Oil shipments to India and China aren’t the only ways Russia is skirting Western sanctions. Some countries are simply not playing along with the West’s calls to isolate Russia from the global economy. In The Wall Street Journal Gabriele Steinhauser and Benoit Faucon explain a recent shipment to South Africa by a Russian ship known to carry weapons, writing:
A Russian merchant ship whose owner has allegedly carried weapons for the Kremlin turned off its transponder last month before surreptitiously docking at South Africa’s largest naval base, where it delivered and loaded unidentified cargoes, according to witnesses and a senior U.S. official.
South Africa has declined to say what the ship was carrying or what was loaded onto it at the Simon’s Town navy base. The country’s defense minister shrugged off U.S. concerns, saying Washington “threatens Africa, not just South Africa, of having anything that is even smelling of Russia.”
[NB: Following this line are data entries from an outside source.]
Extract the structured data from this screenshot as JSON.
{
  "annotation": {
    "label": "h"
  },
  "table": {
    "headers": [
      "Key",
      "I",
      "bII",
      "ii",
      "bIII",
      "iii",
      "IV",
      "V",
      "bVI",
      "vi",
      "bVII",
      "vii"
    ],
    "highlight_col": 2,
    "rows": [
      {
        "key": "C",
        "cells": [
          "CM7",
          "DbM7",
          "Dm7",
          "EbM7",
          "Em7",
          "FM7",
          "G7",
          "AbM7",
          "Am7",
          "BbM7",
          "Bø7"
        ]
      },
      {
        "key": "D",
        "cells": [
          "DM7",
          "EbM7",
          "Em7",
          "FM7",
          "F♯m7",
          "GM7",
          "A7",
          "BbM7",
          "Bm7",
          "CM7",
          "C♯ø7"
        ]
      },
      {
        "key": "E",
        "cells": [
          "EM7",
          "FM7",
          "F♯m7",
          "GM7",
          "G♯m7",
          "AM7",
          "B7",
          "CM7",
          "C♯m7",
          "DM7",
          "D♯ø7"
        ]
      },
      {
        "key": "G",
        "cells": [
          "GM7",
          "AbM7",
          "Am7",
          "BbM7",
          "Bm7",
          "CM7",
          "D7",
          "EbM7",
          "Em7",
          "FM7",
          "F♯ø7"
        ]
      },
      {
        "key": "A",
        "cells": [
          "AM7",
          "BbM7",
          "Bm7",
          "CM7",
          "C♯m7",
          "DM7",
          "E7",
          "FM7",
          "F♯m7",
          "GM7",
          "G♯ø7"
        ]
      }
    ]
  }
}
The visit by the ship, the Lady R, owned by Russian shipping company MG-FLOT LLC, has strained relations between Washington and Pretoria. It also demonstrates the difficulty for the U.S. and its allies of enforcing sanctions against Moscow.
MG-FLOT didn’t respond to emails sent to addresses listed online seeking comment. The Russian Embassy in Pretoria and the Kremlin also didn’t respond to emailed requests for comment.
A senior U.S. official said Washington was concerned by the support the South African armed forces provided to the Lady R, including allowing it to enter and move cargo at a naval base while its automatic identification system was switched off.
For two nights, during which Simon’s Town was plunged into darkness by nationwide power cuts, a mobile crane moved crates off and onto the 122-meter-long vessel under the watch of armed guards, according to witnesses and photos viewed by The Wall Street Journal.
“There is no publicly available information on the source of the containers that were loaded onto the Lady R,” the U.S. official said.
The Lady R left Simon’s Town the morning of Dec. 9. When the ship started transmitting a position again in the evening of that day, it was anchored more than 100 miles east of Simon’s Town, tracking services showed.
Since mid-December, the vessel has been anchored off the coast of Mozambique, where it pulled into the port of Beira over the weekend, according to ship-tracking services, which give its destination as Istanbul. From Istanbul, it is a relatively short trip to Russian Black Sea ports.
Kobus Marais, a lawmaker and defense spokesman for South Africa’s opposition Democratic Alliance, said he was told that the Lady R delivered ammunition from Russia, although that would normally be imported through commercial ports, he said.
The U.S. imposed sanctions on the Lady R and MG-FLOT on May 8, when the company was using the name Transmorflot LLC. Washington said the company and its vessels had been shipping weapons for the Russian government.
In November, when the U.S. learned that the Lady R was headed toward South Africa, the U.S. Embassy alerted the South African government to the fact that the vessel was under sanctions, the senior U.S. official said.
Under U.S. law, Washington can sanction any entity, person or country that provides services to a sanctioned vessel.
If you’re willing to fight for Main Street America, click here to sign up for the Richardcyoung.com free weekly email.